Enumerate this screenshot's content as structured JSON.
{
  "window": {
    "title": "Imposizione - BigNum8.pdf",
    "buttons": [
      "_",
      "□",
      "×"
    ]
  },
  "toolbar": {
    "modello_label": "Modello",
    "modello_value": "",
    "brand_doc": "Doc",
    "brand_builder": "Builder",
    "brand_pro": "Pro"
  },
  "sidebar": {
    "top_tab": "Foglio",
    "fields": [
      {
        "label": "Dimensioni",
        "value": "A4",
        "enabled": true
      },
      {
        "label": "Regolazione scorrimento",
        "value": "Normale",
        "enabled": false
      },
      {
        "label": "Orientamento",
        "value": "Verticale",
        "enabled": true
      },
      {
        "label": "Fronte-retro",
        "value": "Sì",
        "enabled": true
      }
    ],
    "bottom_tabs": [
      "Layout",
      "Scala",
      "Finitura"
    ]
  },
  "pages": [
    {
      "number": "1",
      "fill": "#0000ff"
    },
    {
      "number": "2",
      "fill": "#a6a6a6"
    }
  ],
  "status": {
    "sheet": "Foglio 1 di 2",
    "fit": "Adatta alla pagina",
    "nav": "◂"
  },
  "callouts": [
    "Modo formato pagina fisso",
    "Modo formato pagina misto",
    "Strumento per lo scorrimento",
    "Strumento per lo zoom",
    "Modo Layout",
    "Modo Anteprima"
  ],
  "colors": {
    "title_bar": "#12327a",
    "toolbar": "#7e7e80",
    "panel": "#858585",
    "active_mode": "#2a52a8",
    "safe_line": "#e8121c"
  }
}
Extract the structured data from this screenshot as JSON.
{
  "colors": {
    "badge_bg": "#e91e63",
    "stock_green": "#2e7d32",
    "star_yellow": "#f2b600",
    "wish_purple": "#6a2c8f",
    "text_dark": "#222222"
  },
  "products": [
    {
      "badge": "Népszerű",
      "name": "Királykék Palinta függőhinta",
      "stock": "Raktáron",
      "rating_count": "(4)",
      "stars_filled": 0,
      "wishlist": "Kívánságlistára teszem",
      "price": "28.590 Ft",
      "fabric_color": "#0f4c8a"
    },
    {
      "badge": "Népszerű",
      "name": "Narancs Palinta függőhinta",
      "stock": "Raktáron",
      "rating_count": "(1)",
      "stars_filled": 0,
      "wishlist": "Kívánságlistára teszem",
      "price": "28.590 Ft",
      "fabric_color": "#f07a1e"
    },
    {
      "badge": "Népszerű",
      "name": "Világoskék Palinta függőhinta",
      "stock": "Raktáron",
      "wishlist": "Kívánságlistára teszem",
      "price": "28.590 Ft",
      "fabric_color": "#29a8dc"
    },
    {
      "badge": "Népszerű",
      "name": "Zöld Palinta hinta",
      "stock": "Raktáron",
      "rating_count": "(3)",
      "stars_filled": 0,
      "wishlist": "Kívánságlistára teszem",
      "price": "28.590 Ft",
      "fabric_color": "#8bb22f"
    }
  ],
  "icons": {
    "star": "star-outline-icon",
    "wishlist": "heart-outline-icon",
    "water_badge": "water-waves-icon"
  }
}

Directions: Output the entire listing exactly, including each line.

Output of the exercise:
Enumerate this screenshot's content as structured JSON.
{
  "window": {
    "title": "Imposizione - BigNum8.pdf",
    "buttons": [
      "_",
      "□",
      "×"
    ]
  },
  "toolbar": {
    "modello_label": "Modello",
    "modello_value": "",
    "brand_doc": "Doc",
    "brand_builder": "Builder",
    "brand_pro": "Pro"
  },
  "sidebar": {
    "top_tab": "Foglio",
    "fields": [
      {
        "label": "Dimensioni",
        "value": "A4",
        "enabled": true
      },
      {
        "label": "Regolazione scorrimento",
        "value": "Normale",
        "enabled": false
      },
      {
        "label": "Orientamento",
        "value": "Verticale",
        "enabled": true
      },
      {
        "label": "Fronte-retro",
        "value": "Sì",
        "enabled": true
      }
    ],
    "bottom_tabs": [
      "Layout",
      "Scala",
      "Finitura"
    ]
  },
  "pages": [
    {
      "number": "1",
      "fill": "#0000ff"
    },
    {
      "number": "2",
      "fill": "#a6a6a6"
    }
  ],
  "status": {
    "sheet": "Foglio 1 di 2",
    "fit": "Adatta alla pagina",
    "nav": "◂"
  },
  "callouts": [
    "Modo formato pagina fisso",
    "Modo formato pagina misto",
    "Strumento per lo scorrimento",
    "Strumento per lo zoom",
    "Modo Layout",
    "Modo Anteprima"
  ],
  "colors": {
    "title_bar": "#12327a",
    "toolbar": "#7e7e80",
    "panel": "#858585",
    "active_mode": "#2a52a8",
    "safe_line": "#e8121c"
  }
}
Extract the structured data from this screenshot as JSON.
{
  "colors": {
    "badge_bg": "#e91e63",
    "stock_green": "#2e7d32",
    "star_yellow": "#f2b600",
    "wish_purple": "#6a2c8f",
    "text_dark": "#222222"
  },
  "products": [
    {
      "badge": "Népszerű",
      "name": "Királykék Palinta függőhinta",
      "stock": "Raktáron",
      "rating_count": "(4)",
      "stars_filled": 0,
      "wishlist": "Kívánságlistára teszem",
      "price": "28.590 Ft",
      "fabric_color": "#0f4c8a"
    },
    {
      "badge": "Népszerű",
      "name": "Narancs Palinta függőhinta",
      "stock": "Raktáron",
      "rating_count": "(1)",
      "stars_filled": 0,
      "wishlist": "Kívánságlistára teszem",
      "price": "28.590 Ft",
      "fabric_color": "#f07a1e"
    },
    {
      "badge": "Népszerű",
      "name": "Világoskék Palinta függőhinta",
      "stock": "Raktáron",
      "wishlist": "Kívánságlistára teszem",
      "price": "28.590 Ft",
      "fabric_color": "#29a8dc"
    },
    {
      "badge": "Népszerű",
      "name": "Zöld Palinta hinta",
      "stock": "Raktáron",
      "rating_count": "(3)",
      "stars_filled": 0,
      "wishlist": "Kívánságlistára teszem",
      "price": "28.590 Ft",
      "fabric_color": "#8bb22f"
    }
  ],
  "icons": {
    "star": "star-outline-icon",
    "wishlist": "heart-outline-icon",
    "water_badge": "water-waves-icon"
  }
}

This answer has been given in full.